In fact it's usually low on the list - far behind traits like temperance, fortitude and, most importantly, wisdom. Maybe such passion works well at a Ryder Cup. Maybe playing aggressive golf rewards you at a British Open or PGA Tour event or especially at the Masters, but not at the Open. Yes, the young guns have the drive and desire, but the U.S. Open race goes to the steady, not the swift.

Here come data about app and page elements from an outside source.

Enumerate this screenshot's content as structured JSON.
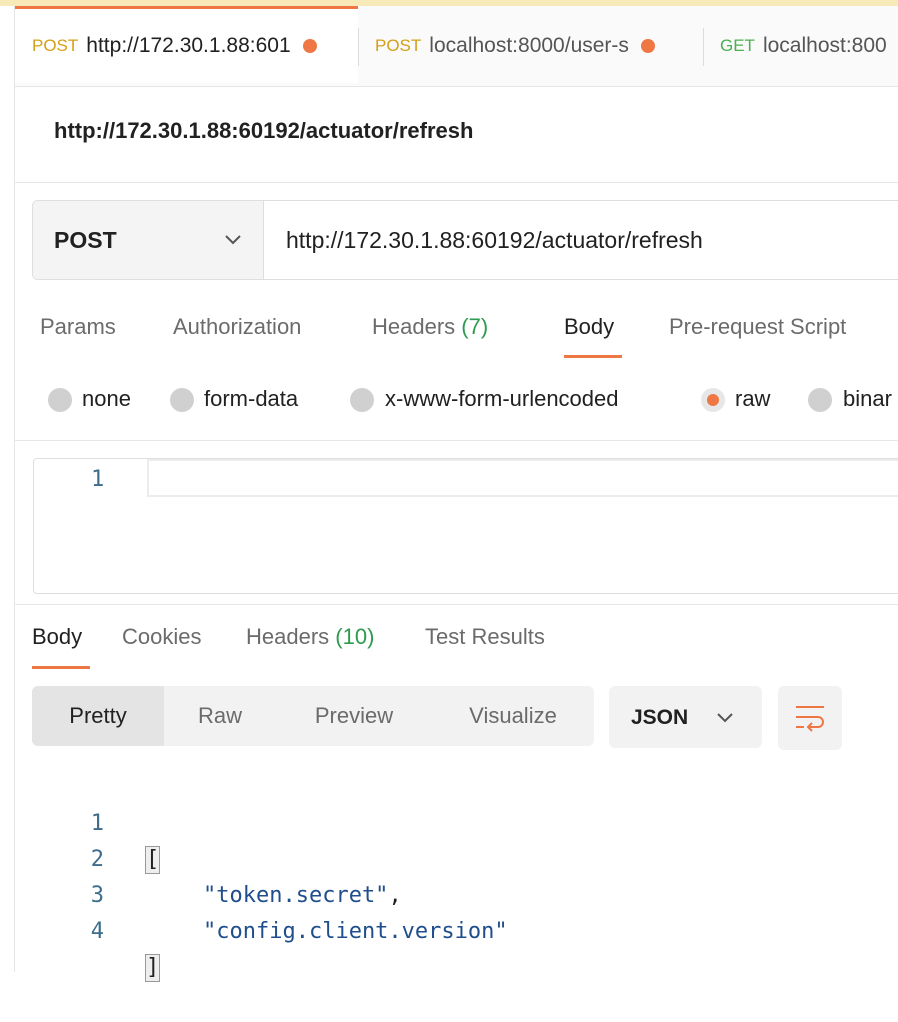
{
  "tabs": [
    {
      "method": "POST",
      "url": "http://172.30.1.88:601",
      "unsaved": true,
      "active": true
    },
    {
      "method": "POST",
      "url": "localhost:8000/user-s",
      "unsaved": true,
      "active": false
    },
    {
      "method": "GET",
      "url": "localhost:800",
      "unsaved": false,
      "active": false
    }
  ],
  "request": {
    "name": "http://172.30.1.88:60192/actuator/refresh",
    "method": "POST",
    "url": "http://172.30.1.88:60192/actuator/refresh",
    "tabs": {
      "params": "Params",
      "authorization": "Authorization",
      "headers": "Headers",
      "headers_count": "(7)",
      "body": "Body",
      "prerequest": "Pre-request Script"
    },
    "body_types": {
      "none": "none",
      "form_data": "form-data",
      "urlencoded": "x-www-form-urlencoded",
      "raw": "raw",
      "binary": "binar"
    },
    "selected_body_type": "raw",
    "editor_line": "1"
  },
  "response": {
    "tabs": {
      "body": "Body",
      "cookies": "Cookies",
      "headers": "Headers",
      "headers_count": "(10)",
      "tests": "Test Results"
    },
    "view_modes": {
      "pretty": "Pretty",
      "raw": "Raw",
      "preview": "Preview",
      "visualize": "Visualize"
    },
    "active_view": "Pretty",
    "language": "JSON",
    "lines": [
      {
        "num": "1",
        "text": "["
      },
      {
        "num": "2",
        "text": "\"token.secret\"",
        "suffix": ","
      },
      {
        "num": "3",
        "text": "\"config.client.version\""
      },
      {
        "num": "4",
        "text": "]"
      }
    ]
  },
  "colors": {
    "accent": "#ee7744",
    "post": "#d4a017",
    "get": "#4caf50",
    "count": "#2e9b4f",
    "string": "#1f4e8c"
  }
}
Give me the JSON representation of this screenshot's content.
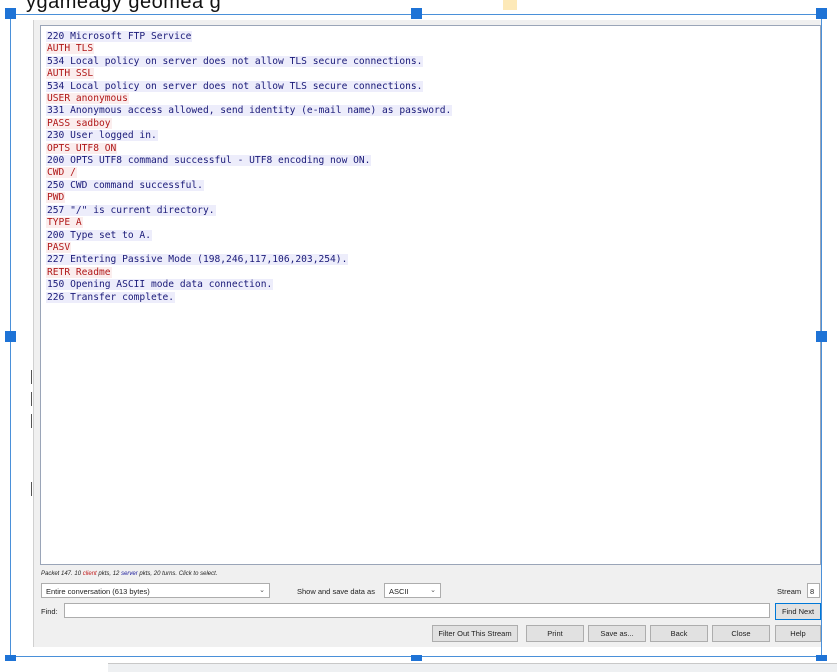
{
  "top_snippet": "ygameagy geomea g",
  "stream_lines": [
    {
      "dir": "server",
      "text": "220 Microsoft FTP Service"
    },
    {
      "dir": "client",
      "text": "AUTH TLS"
    },
    {
      "dir": "server",
      "text": "534 Local policy on server does not allow TLS secure connections."
    },
    {
      "dir": "client",
      "text": "AUTH SSL"
    },
    {
      "dir": "server",
      "text": "534 Local policy on server does not allow TLS secure connections."
    },
    {
      "dir": "client",
      "text": "USER anonymous"
    },
    {
      "dir": "server",
      "text": "331 Anonymous access allowed, send identity (e-mail name) as password."
    },
    {
      "dir": "client",
      "text": "PASS sadboy"
    },
    {
      "dir": "server",
      "text": "230 User logged in."
    },
    {
      "dir": "client",
      "text": "OPTS UTF8 ON"
    },
    {
      "dir": "server",
      "text": "200 OPTS UTF8 command successful - UTF8 encoding now ON."
    },
    {
      "dir": "client",
      "text": "CWD /"
    },
    {
      "dir": "server",
      "text": "250 CWD command successful."
    },
    {
      "dir": "client",
      "text": "PWD"
    },
    {
      "dir": "server",
      "text": "257 \"/\" is current directory."
    },
    {
      "dir": "client",
      "text": "TYPE A"
    },
    {
      "dir": "server",
      "text": "200 Type set to A."
    },
    {
      "dir": "client",
      "text": "PASV"
    },
    {
      "dir": "server",
      "text": "227 Entering Passive Mode (198,246,117,106,203,254)."
    },
    {
      "dir": "client",
      "text": "RETR Readme"
    },
    {
      "dir": "server",
      "text": "150 Opening ASCII mode data connection."
    },
    {
      "dir": "server",
      "text": "226 Transfer complete."
    }
  ],
  "status": {
    "prefix": "Packet 147. 10 ",
    "client_label": "client",
    "middle": " pkts, 12 ",
    "server_label": "server",
    "suffix": " pkts, 20 turns. Click to select."
  },
  "conversation_select": {
    "value": "Entire conversation (613 bytes)"
  },
  "show_save": {
    "label": "Show and save data as",
    "value": "ASCII"
  },
  "stream": {
    "label": "Stream",
    "value": "8"
  },
  "find": {
    "label": "Find:",
    "value": "",
    "button": "Find Next"
  },
  "buttons": {
    "filter": "Filter Out This Stream",
    "print": "Print",
    "save": "Save as...",
    "back": "Back",
    "close": "Close",
    "help": "Help"
  },
  "colors": {
    "client_text": "#b01818",
    "client_bg": "#fbeded",
    "server_text": "#1a1a78",
    "server_bg": "#ededfb",
    "selection_handle": "#1e73d6"
  }
}
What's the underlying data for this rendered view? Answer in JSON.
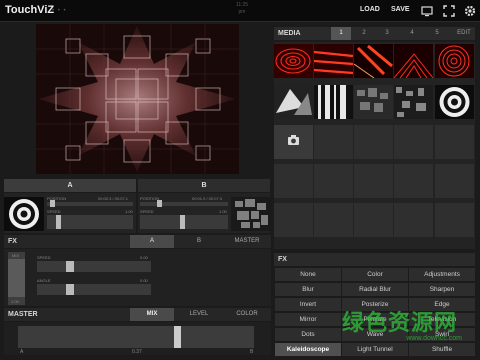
{
  "app": {
    "title": "TouchViZ",
    "dots": "• • •",
    "clock_time": "11:25",
    "clock_sub": "pm"
  },
  "toolbar": {
    "load_label": "LOAD",
    "save_label": "SAVE"
  },
  "deck_a": {
    "label": "A",
    "position_label": "POSITION",
    "position_value": "00:00.3 / 00:07.1",
    "speed_label": "SPEED",
    "speed_value": "1.00"
  },
  "deck_b": {
    "label": "B",
    "position_label": "POSITION",
    "position_value": "00:01.0 / 00:07.3",
    "speed_label": "SPEED",
    "speed_value": "1.00"
  },
  "fx_row": {
    "label": "FX",
    "tabs": [
      "A",
      "B",
      "MASTER"
    ],
    "active_tab": "A"
  },
  "fx_params": {
    "mix_label": "MIX",
    "mix_value": "1.00",
    "speed_label": "SPEED",
    "speed_value": "0.00",
    "angle_label": "ANGLE",
    "angle_value": "0.00"
  },
  "master": {
    "label": "MASTER",
    "tabs": [
      "MIX",
      "LEVEL",
      "COLOR"
    ],
    "active_tab": "MIX",
    "left_label": "A",
    "right_label": "B",
    "crossfade_value": "0.37"
  },
  "media": {
    "label": "MEDIA",
    "banks": [
      "1",
      "2",
      "3",
      "4",
      "5"
    ],
    "active_bank": "1",
    "edit_label": "EDIT",
    "add_icon": "camera-icon"
  },
  "fx_panel": {
    "label": "FX",
    "grid": [
      [
        "None",
        "Color",
        "Adjustments"
      ],
      [
        "Blur",
        "Radial Blur",
        "Sharpen"
      ],
      [
        "Invert",
        "Posterize",
        "Edge"
      ],
      [
        "Mirror",
        "Pixelate",
        "Television"
      ],
      [
        "Dots",
        "Wave",
        "Swirl"
      ],
      [
        "Kaleidoscope",
        "Light Tunnel",
        "Shuffle"
      ]
    ],
    "active": "Kaleidoscope"
  },
  "watermark": {
    "text": "绿色资源网",
    "url": "www.downcc.com"
  }
}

Since launching his first golf writing website in 2004, http://www.jayflemma.thegolfspace.com, Jay Flemma's comparative analysis of golf designs and knowledge of golf course architecture and golf travel have garnered wide industry respect. In researching his book on America's great public golf courses (and whether they're worth the money), Jay, an associate editor of Cybergolf, has played over 220 nationally ranked public golf courses in 37 different states. Jay has played about 1,649,000 yards of golf - or roughly 938 miles. His pieces on travel and architecture appear in Golf Observer (www.golfobserver.com), Cybergolf and other print magazines. When not researching golf courses for design, value and excitement, Jay is an entertainment, copyright, Internet and trademark lawyer and an Entertainment and Internet Law professor in Manhattan. His clients have been nominated for Grammy and Emmy awards, won a Sundance Film Festival Best Director award, performed on stage and screen, and designed pop art for museums and collectors. Jay lives in Forest Hills, N.Y., and is fiercely loyal to his alma maters, Deerfield Academy in Massachusetts and Trinity College in Connecticut.